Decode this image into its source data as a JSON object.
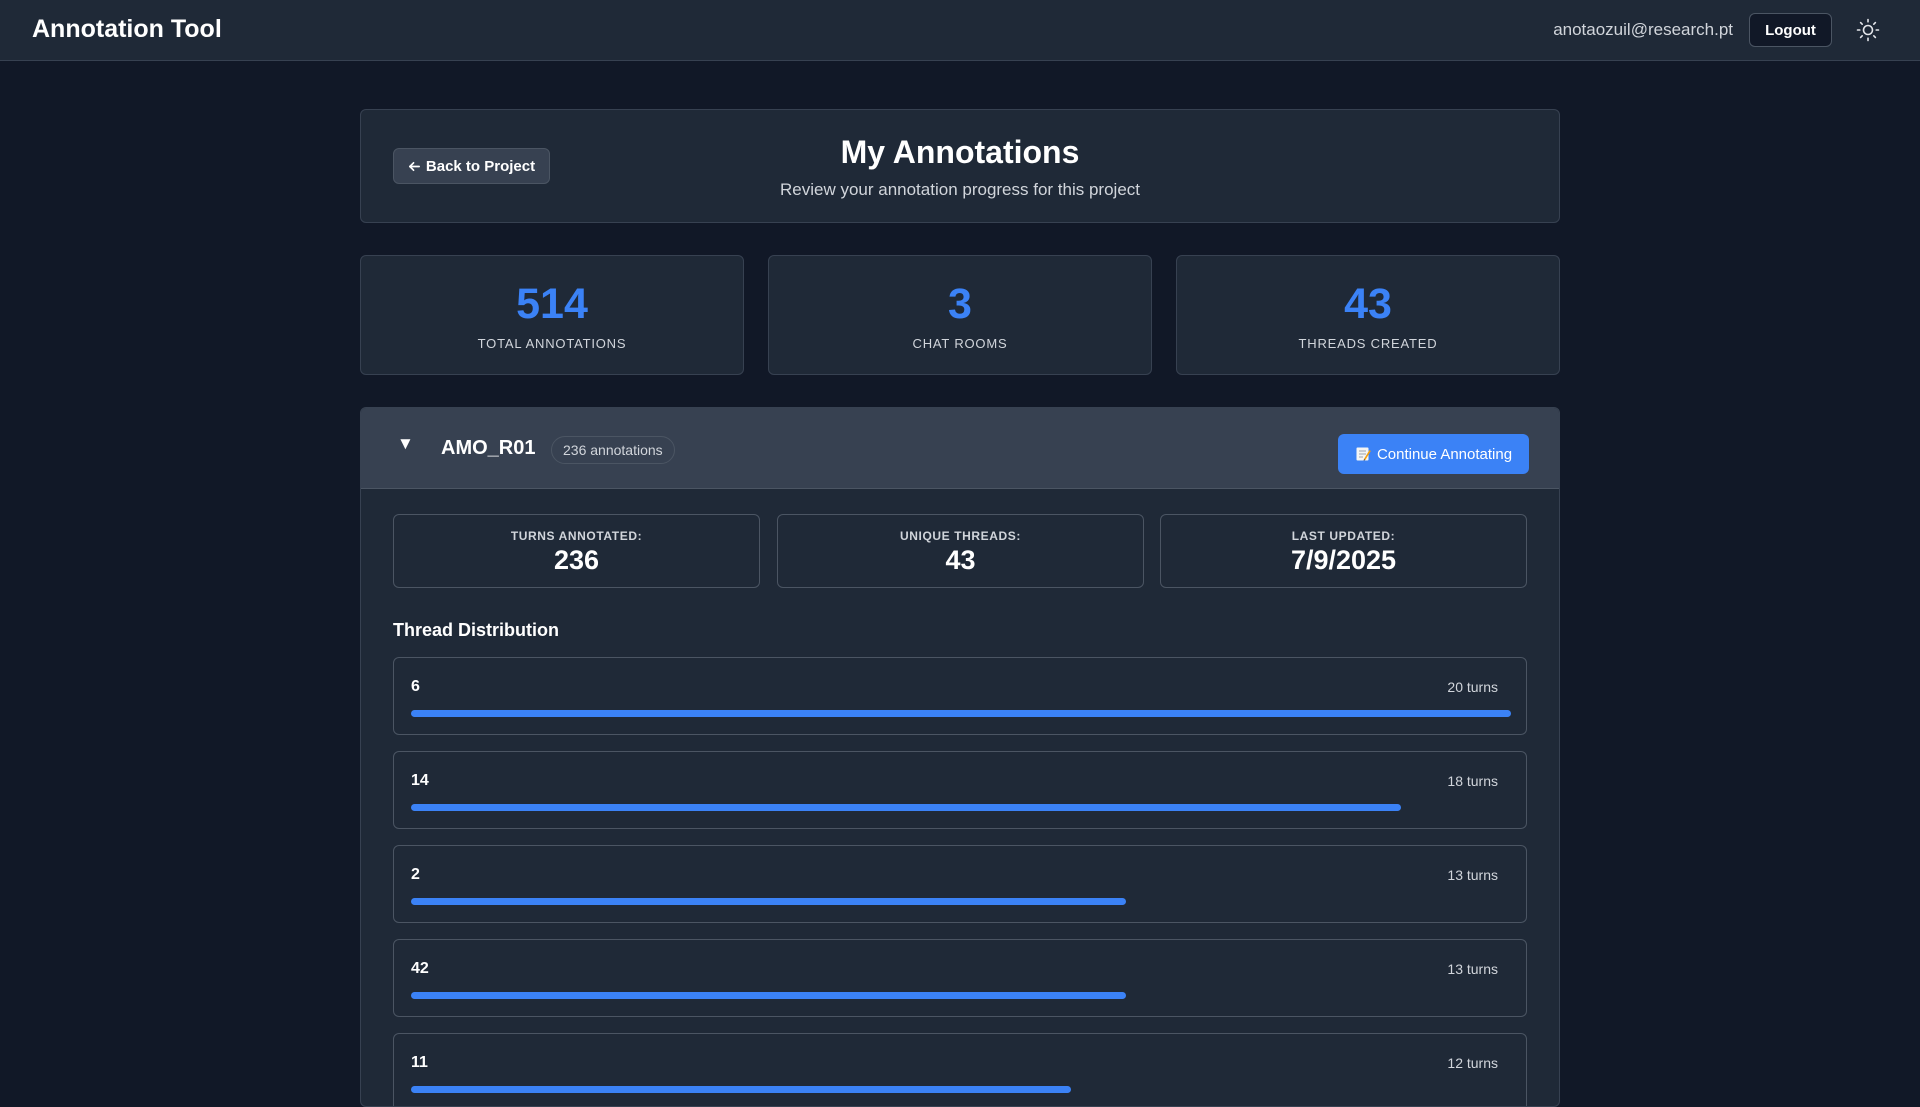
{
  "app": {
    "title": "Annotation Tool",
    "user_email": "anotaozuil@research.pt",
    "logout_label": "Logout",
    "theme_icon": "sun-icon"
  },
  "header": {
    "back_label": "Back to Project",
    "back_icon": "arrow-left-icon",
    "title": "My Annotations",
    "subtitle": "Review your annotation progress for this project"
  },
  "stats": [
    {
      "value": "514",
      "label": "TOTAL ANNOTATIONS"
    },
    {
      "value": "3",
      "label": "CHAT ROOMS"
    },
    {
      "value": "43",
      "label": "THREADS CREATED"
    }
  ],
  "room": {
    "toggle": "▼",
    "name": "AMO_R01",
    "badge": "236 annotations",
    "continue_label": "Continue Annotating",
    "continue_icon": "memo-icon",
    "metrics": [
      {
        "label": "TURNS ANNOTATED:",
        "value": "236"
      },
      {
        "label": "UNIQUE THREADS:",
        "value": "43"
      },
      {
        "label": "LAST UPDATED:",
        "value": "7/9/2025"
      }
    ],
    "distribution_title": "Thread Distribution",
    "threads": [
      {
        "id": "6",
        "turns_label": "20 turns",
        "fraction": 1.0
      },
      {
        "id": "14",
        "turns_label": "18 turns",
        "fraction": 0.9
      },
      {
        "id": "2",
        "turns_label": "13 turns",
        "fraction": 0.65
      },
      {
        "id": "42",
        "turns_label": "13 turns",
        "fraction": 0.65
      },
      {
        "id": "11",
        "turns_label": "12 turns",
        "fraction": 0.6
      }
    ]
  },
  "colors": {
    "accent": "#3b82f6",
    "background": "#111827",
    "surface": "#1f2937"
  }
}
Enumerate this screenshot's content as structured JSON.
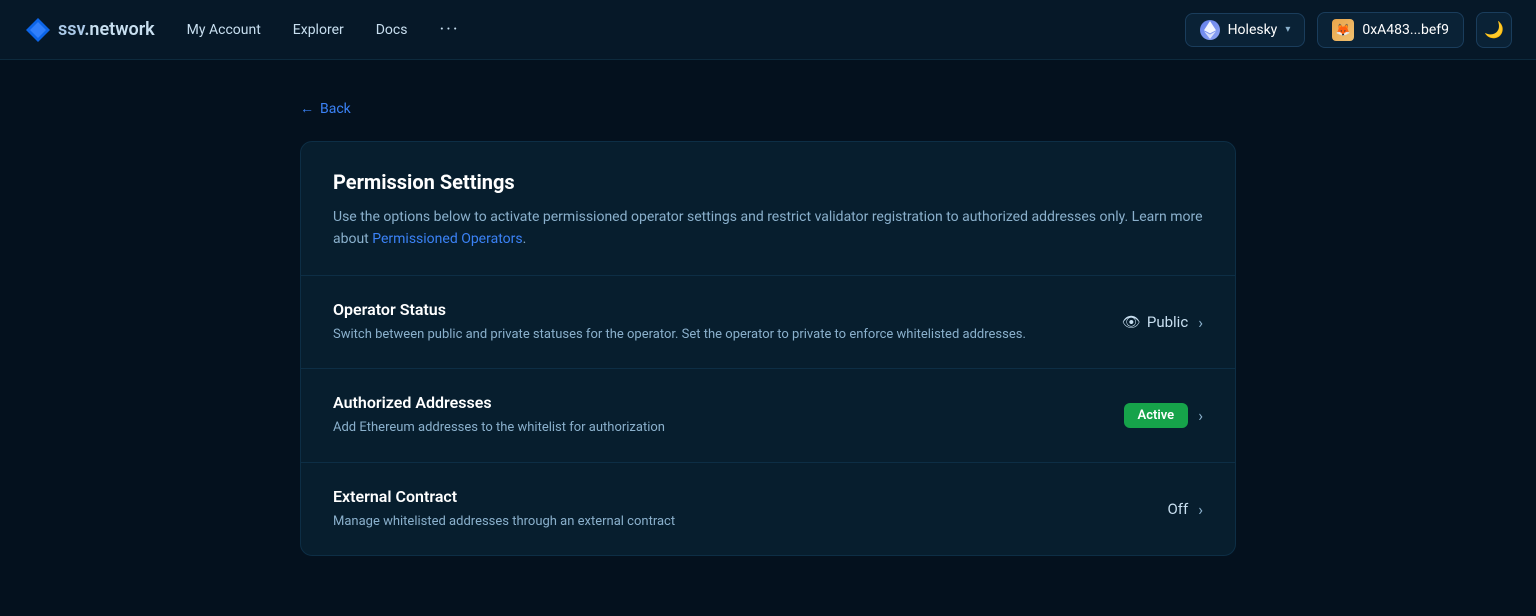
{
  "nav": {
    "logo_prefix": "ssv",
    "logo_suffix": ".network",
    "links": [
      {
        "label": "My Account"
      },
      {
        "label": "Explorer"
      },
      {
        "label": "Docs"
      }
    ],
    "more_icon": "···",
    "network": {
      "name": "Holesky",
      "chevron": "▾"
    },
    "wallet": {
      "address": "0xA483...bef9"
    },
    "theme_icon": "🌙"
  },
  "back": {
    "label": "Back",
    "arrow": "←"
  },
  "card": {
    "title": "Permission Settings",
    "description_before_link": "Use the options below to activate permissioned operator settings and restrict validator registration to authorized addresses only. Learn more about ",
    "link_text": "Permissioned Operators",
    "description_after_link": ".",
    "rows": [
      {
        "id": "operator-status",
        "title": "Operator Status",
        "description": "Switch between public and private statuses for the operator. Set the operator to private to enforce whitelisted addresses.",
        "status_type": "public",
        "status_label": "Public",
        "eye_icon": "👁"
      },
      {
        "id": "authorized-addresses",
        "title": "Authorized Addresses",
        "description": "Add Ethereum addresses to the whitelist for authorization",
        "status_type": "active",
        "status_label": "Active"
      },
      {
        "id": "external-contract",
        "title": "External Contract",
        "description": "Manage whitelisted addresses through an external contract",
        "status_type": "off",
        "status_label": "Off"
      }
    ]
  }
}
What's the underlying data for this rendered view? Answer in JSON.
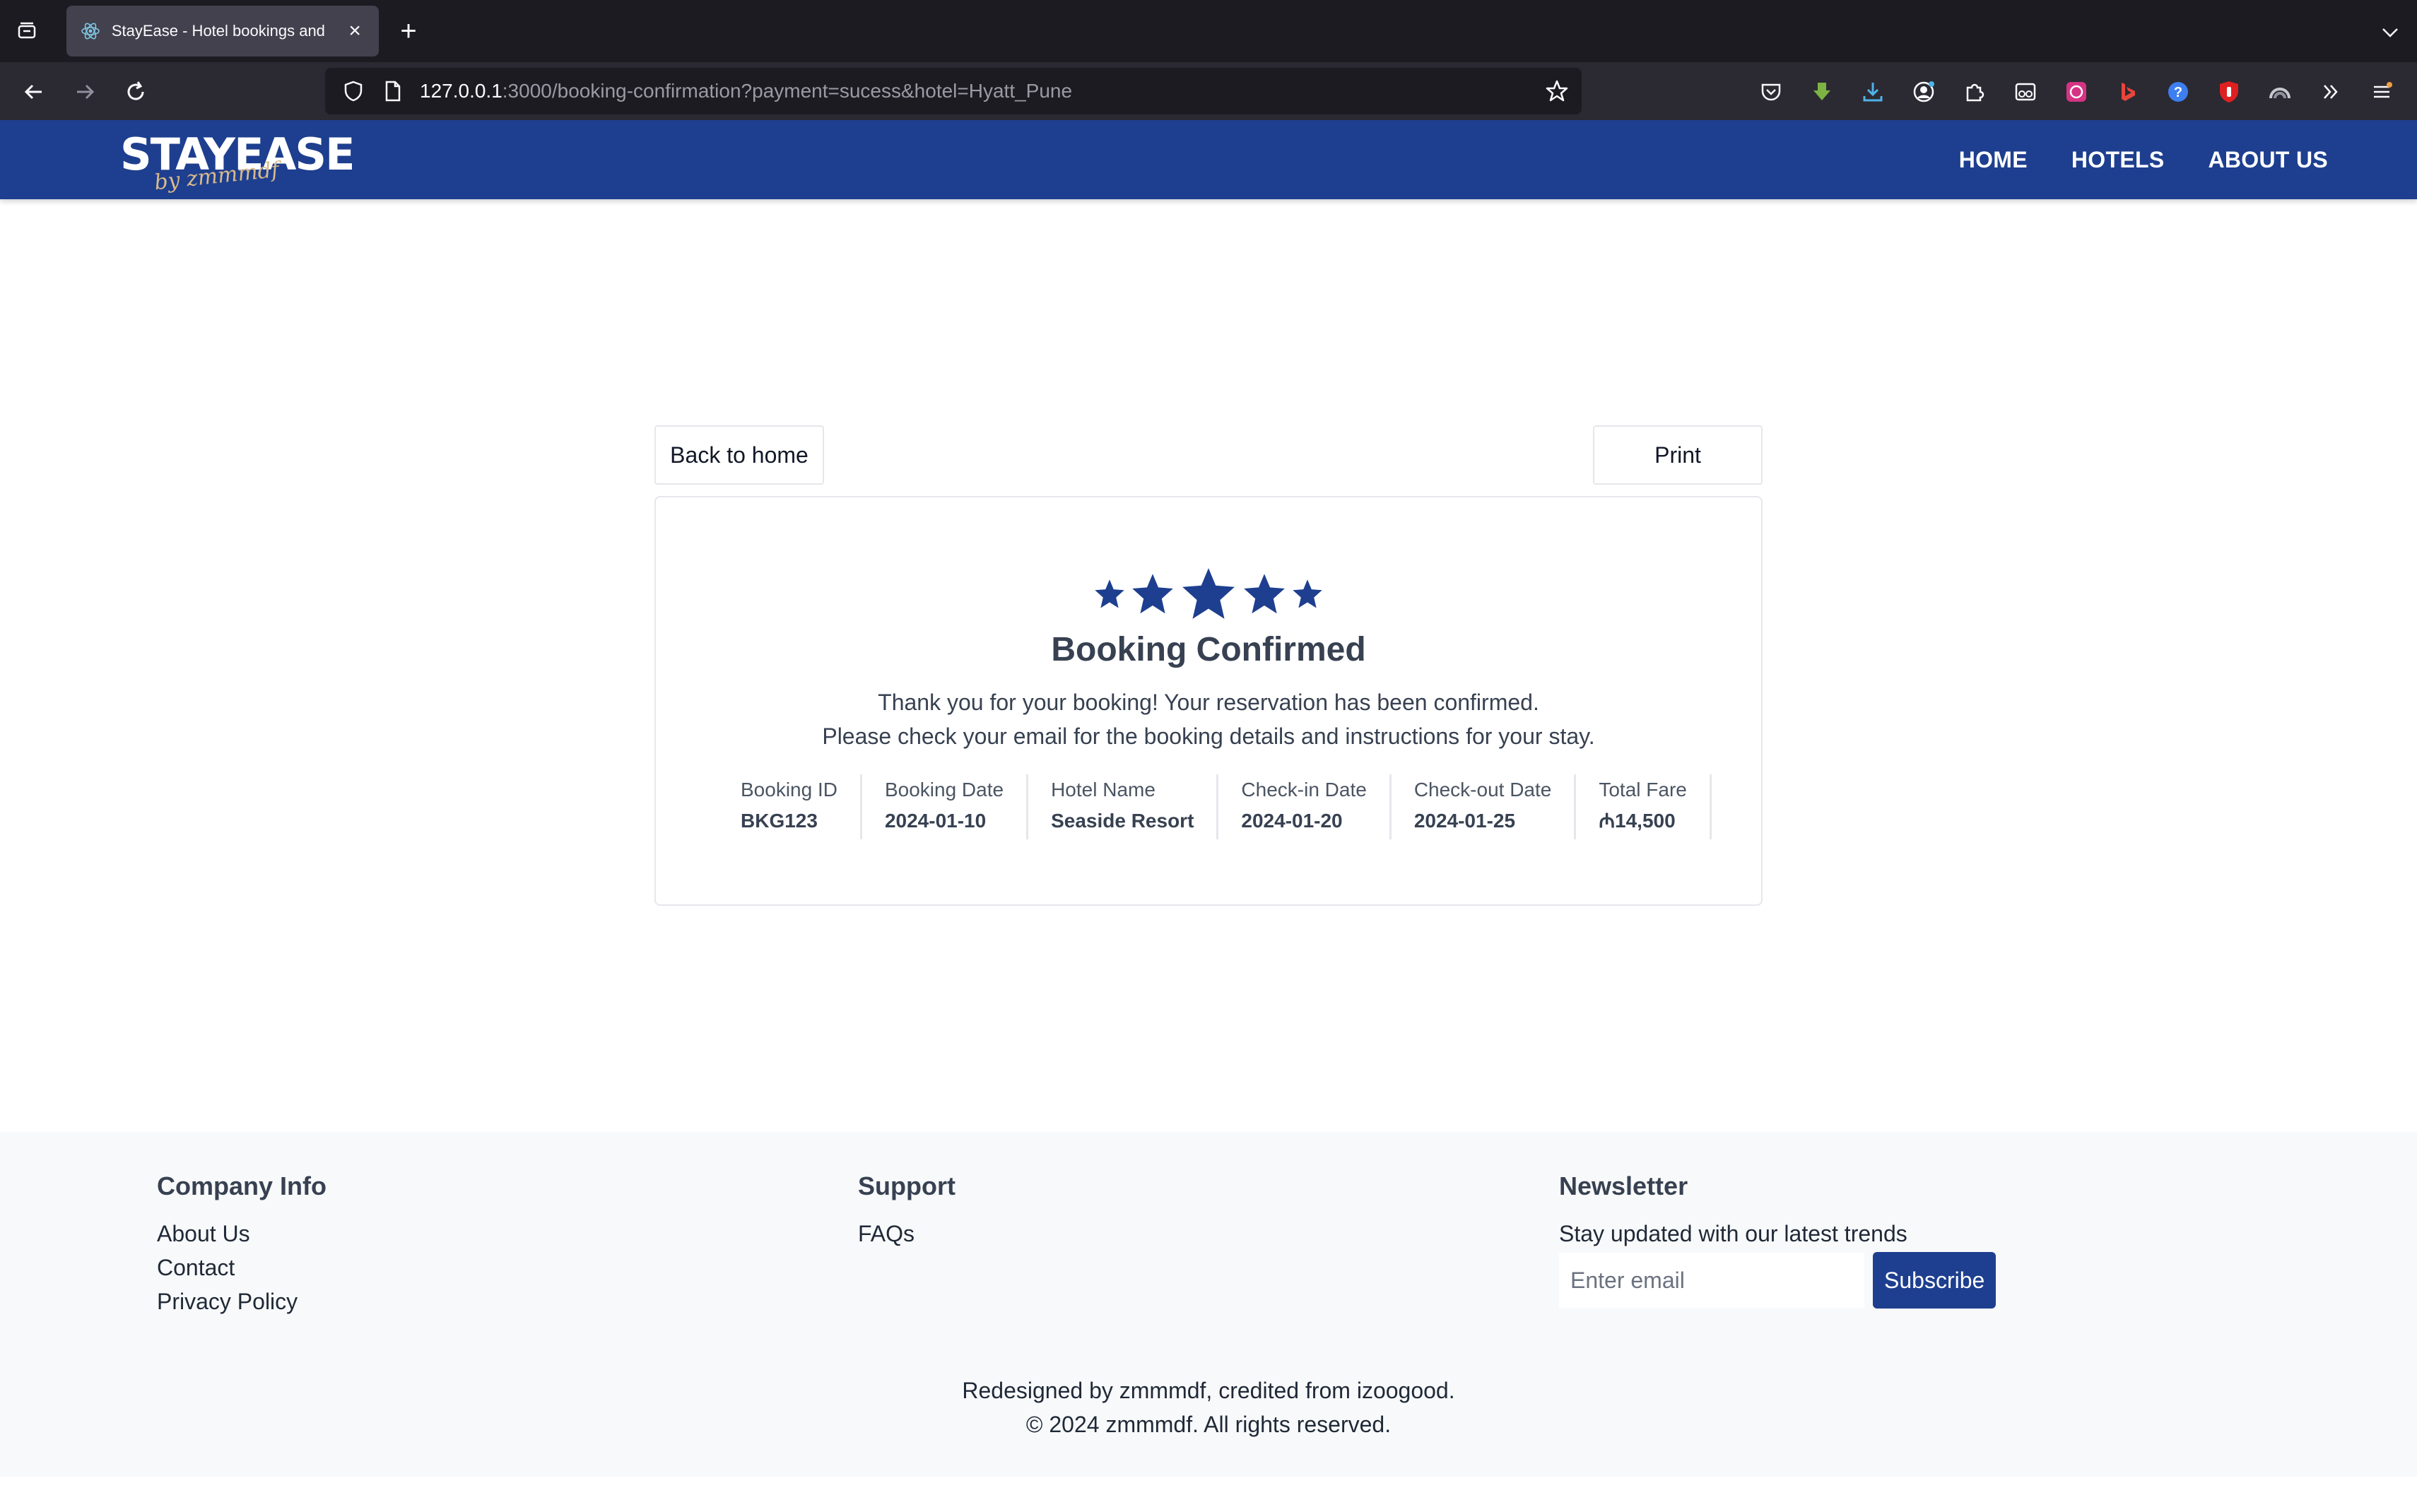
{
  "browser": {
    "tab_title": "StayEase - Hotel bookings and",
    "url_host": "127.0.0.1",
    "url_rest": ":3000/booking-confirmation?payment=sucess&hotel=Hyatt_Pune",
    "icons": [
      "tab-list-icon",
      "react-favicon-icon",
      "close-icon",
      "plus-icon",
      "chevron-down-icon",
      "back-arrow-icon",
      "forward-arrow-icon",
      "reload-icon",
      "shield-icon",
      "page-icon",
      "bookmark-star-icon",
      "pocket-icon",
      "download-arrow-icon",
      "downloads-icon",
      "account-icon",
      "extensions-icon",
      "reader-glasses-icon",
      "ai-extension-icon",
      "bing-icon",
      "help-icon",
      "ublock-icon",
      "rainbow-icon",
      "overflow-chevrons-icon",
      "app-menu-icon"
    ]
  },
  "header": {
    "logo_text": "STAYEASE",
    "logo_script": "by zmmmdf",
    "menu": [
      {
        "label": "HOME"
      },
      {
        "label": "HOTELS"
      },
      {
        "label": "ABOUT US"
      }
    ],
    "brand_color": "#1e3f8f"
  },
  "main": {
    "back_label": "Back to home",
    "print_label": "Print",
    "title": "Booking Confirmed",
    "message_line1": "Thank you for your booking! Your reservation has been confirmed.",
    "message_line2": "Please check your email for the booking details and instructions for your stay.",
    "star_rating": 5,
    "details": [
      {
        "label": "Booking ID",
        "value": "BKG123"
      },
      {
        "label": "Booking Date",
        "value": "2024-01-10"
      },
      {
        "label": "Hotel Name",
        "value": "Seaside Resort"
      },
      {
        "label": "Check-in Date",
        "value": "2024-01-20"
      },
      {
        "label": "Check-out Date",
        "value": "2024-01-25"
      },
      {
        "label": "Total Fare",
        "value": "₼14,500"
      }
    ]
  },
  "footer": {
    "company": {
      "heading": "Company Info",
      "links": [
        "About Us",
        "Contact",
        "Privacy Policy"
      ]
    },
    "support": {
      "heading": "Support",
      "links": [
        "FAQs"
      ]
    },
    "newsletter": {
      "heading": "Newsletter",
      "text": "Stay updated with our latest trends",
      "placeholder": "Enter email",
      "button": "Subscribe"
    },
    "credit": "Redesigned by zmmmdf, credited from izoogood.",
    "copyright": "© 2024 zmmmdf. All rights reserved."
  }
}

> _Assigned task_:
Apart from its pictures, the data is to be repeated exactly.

> _Solution to this problem_:
Decode this image into its source data as a JSON object.
{
  "app": {
    "title": "Annotation Tool",
    "user_email": "anotaozuil@research.pt",
    "logout_label": "Logout",
    "theme_icon": "sun-icon"
  },
  "header": {
    "back_label": "Back to Project",
    "back_icon": "arrow-left-icon",
    "title": "My Annotations",
    "subtitle": "Review your annotation progress for this project"
  },
  "stats": [
    {
      "value": "514",
      "label": "TOTAL ANNOTATIONS"
    },
    {
      "value": "3",
      "label": "CHAT ROOMS"
    },
    {
      "value": "43",
      "label": "THREADS CREATED"
    }
  ],
  "room": {
    "toggle": "▼",
    "name": "AMO_R01",
    "badge": "236 annotations",
    "continue_label": "Continue Annotating",
    "continue_icon": "memo-icon",
    "metrics": [
      {
        "label": "TURNS ANNOTATED:",
        "value": "236"
      },
      {
        "label": "UNIQUE THREADS:",
        "value": "43"
      },
      {
        "label": "LAST UPDATED:",
        "value": "7/9/2025"
      }
    ],
    "distribution_title": "Thread Distribution",
    "threads": [
      {
        "id": "6",
        "turns_label": "20 turns",
        "fraction": 1.0
      },
      {
        "id": "14",
        "turns_label": "18 turns",
        "fraction": 0.9
      },
      {
        "id": "2",
        "turns_label": "13 turns",
        "fraction": 0.65
      },
      {
        "id": "42",
        "turns_label": "13 turns",
        "fraction": 0.65
      },
      {
        "id": "11",
        "turns_label": "12 turns",
        "fraction": 0.6
      }
    ]
  },
  "colors": {
    "accent": "#3b82f6",
    "background": "#111827",
    "surface": "#1f2937"
  }
}
Enumerate this screenshot's content as structured JSON.
{
  "nav": {
    "logo_prefix": "ssv",
    "logo_suffix": ".network",
    "links": [
      {
        "label": "My Account"
      },
      {
        "label": "Explorer"
      },
      {
        "label": "Docs"
      }
    ],
    "more_icon": "···",
    "network": {
      "name": "Holesky",
      "chevron": "▾"
    },
    "wallet": {
      "address": "0xA483...bef9"
    },
    "theme_icon": "🌙"
  },
  "back": {
    "label": "Back",
    "arrow": "←"
  },
  "card": {
    "title": "Permission Settings",
    "description_before_link": "Use the options below to activate permissioned operator settings and restrict validator registration to authorized addresses only. Learn more about ",
    "link_text": "Permissioned Operators",
    "description_after_link": ".",
    "rows": [
      {
        "id": "operator-status",
        "title": "Operator Status",
        "description": "Switch between public and private statuses for the operator. Set the operator to private to enforce whitelisted addresses.",
        "status_type": "public",
        "status_label": "Public",
        "eye_icon": "👁"
      },
      {
        "id": "authorized-addresses",
        "title": "Authorized Addresses",
        "description": "Add Ethereum addresses to the whitelist for authorization",
        "status_type": "active",
        "status_label": "Active"
      },
      {
        "id": "external-contract",
        "title": "External Contract",
        "description": "Manage whitelisted addresses through an external contract",
        "status_type": "off",
        "status_label": "Off"
      }
    ]
  }
}
What's the underlying data for this rendered view? Answer in JSON.
{
  "browser": {
    "tab_title": "StayEase - Hotel bookings and",
    "url_host": "127.0.0.1",
    "url_rest": ":3000/booking-confirmation?payment=sucess&hotel=Hyatt_Pune",
    "icons": [
      "tab-list-icon",
      "react-favicon-icon",
      "close-icon",
      "plus-icon",
      "chevron-down-icon",
      "back-arrow-icon",
      "forward-arrow-icon",
      "reload-icon",
      "shield-icon",
      "page-icon",
      "bookmark-star-icon",
      "pocket-icon",
      "download-arrow-icon",
      "downloads-icon",
      "account-icon",
      "extensions-icon",
      "reader-glasses-icon",
      "ai-extension-icon",
      "bing-icon",
      "help-icon",
      "ublock-icon",
      "rainbow-icon",
      "overflow-chevrons-icon",
      "app-menu-icon"
    ]
  },
  "header": {
    "logo_text": "STAYEASE",
    "logo_script": "by zmmmdf",
    "menu": [
      {
        "label": "HOME"
      },
      {
        "label": "HOTELS"
      },
      {
        "label": "ABOUT US"
      }
    ],
    "brand_color": "#1e3f8f"
  },
  "main": {
    "back_label": "Back to home",
    "print_label": "Print",
    "title": "Booking Confirmed",
    "message_line1": "Thank you for your booking! Your reservation has been confirmed.",
    "message_line2": "Please check your email for the booking details and instructions for your stay.",
    "star_rating": 5,
    "details": [
      {
        "label": "Booking ID",
        "value": "BKG123"
      },
      {
        "label": "Booking Date",
        "value": "2024-01-10"
      },
      {
        "label": "Hotel Name",
        "value": "Seaside Resort"
      },
      {
        "label": "Check-in Date",
        "value": "2024-01-20"
      },
      {
        "label": "Check-out Date",
        "value": "2024-01-25"
      },
      {
        "label": "Total Fare",
        "value": "₼14,500"
      }
    ]
  },
  "footer": {
    "company": {
      "heading": "Company Info",
      "links": [
        "About Us",
        "Contact",
        "Privacy Policy"
      ]
    },
    "support": {
      "heading": "Support",
      "links": [
        "FAQs"
      ]
    },
    "newsletter": {
      "heading": "Newsletter",
      "text": "Stay updated with our latest trends",
      "placeholder": "Enter email",
      "button": "Subscribe"
    },
    "credit": "Redesigned by zmmmdf, credited from izoogood.",
    "copyright": "© 2024 zmmmdf. All rights reserved."
  }
}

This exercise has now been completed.